  • Summary: These include topic summaries and clinical practice guidelines that integrate evidence-based information about specific clinical problems with regular updating.
  • Synopses of Syntheses: A synthesis would be a systematic review (defined below). A synopsis of that synthesis would be an expert/authoritative appraisal or critique of a high quality systematic review that provides sufficient information to support clinical action.
  • Syntheses: A summary of the medical literature that uses explicit methods to perform a comprehensive literature search and critical appraisal of individual studies. There are two categories of synthesis.
  • Systematic Reviews: A qualitative integration or description of individual studies.
  • Meta-analysis: A quantitative integration of data from individual studies using statistical techniques.
  • Synopses of Single Studies: An expert/authoritative appraisal or critique of an individual study that provides sufficient information to support clinical action.
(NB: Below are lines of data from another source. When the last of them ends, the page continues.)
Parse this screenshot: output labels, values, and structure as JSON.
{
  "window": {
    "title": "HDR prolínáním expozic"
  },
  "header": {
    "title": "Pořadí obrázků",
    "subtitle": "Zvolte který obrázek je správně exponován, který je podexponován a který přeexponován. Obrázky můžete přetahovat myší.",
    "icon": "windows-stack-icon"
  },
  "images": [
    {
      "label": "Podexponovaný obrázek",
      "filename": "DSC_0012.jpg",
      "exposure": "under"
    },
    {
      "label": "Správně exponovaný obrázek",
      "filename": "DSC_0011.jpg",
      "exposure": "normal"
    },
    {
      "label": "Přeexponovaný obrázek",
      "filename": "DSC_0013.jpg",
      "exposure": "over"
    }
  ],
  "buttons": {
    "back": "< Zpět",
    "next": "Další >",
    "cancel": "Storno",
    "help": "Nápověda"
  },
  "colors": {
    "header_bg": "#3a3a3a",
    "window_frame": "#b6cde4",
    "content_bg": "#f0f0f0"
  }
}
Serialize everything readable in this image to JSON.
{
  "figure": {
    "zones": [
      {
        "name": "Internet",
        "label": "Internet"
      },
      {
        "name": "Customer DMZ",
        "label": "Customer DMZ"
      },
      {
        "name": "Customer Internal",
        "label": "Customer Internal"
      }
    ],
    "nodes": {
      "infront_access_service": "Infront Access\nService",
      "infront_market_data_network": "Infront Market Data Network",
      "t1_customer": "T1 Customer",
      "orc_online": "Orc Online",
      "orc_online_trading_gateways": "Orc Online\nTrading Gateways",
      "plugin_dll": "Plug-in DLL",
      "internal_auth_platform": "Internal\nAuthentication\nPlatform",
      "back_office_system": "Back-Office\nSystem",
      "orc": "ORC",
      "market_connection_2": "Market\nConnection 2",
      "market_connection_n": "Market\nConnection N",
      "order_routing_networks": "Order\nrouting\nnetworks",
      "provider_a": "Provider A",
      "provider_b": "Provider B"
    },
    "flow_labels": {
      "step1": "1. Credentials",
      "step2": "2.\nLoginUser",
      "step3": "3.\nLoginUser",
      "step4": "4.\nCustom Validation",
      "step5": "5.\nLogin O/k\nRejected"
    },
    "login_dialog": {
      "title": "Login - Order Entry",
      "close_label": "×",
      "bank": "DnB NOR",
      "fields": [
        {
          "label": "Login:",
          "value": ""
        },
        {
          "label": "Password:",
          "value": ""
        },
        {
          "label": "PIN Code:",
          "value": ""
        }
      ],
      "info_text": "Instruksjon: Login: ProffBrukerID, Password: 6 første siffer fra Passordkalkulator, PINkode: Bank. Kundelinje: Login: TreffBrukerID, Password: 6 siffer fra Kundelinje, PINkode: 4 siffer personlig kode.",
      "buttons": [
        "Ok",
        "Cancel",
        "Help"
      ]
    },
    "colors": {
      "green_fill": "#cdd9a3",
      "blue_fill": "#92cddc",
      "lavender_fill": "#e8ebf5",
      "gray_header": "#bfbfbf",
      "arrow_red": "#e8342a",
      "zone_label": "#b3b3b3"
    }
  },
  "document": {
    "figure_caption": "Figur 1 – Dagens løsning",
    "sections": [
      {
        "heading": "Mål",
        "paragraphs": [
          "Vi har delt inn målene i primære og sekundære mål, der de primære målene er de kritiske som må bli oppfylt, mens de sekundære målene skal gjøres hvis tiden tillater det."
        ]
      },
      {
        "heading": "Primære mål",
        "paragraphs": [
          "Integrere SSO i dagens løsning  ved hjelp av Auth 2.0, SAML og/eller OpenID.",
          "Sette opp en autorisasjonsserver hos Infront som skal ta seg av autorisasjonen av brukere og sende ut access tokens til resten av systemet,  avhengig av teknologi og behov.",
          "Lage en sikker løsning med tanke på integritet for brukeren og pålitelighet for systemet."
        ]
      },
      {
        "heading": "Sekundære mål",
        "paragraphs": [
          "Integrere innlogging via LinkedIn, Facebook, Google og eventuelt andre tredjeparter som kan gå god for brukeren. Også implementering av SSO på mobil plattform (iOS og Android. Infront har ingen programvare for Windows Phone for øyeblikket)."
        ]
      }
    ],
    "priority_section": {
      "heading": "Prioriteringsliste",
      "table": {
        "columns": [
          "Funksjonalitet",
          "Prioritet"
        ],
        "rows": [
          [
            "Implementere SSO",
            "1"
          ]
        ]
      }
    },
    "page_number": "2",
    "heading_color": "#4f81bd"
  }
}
  • Randomized Controlled Trial: A study in which participants are randomly allocated into an experimental group or control group and followed over time for the variables/outcomes of interest.
  • Cohort Studies: Studies in which subsets of a defined population are identified. These groups may or may not be exposed to factors hypothesized to influence the probability of the occurrence of a particular disease or other outcome. A cohort study will have a control group that represents the unexposed population.
  • Case Controlled Studies: A study which involves identifying patients who have the outcome of interest (cases) and patients without the same outcome (controls), and looking back to see if they had the exposure of interest.
  • Case Series/Reports: A report on a series of patients or single patient with an outcome of interest. No control group is involved.

Source: Glossary of EBM Terms Centre for Evidence-Based Medicine (CEBM) Toronto, Accessing pre-appraised evidence: Fine tuning the 5S Model into a 6S Model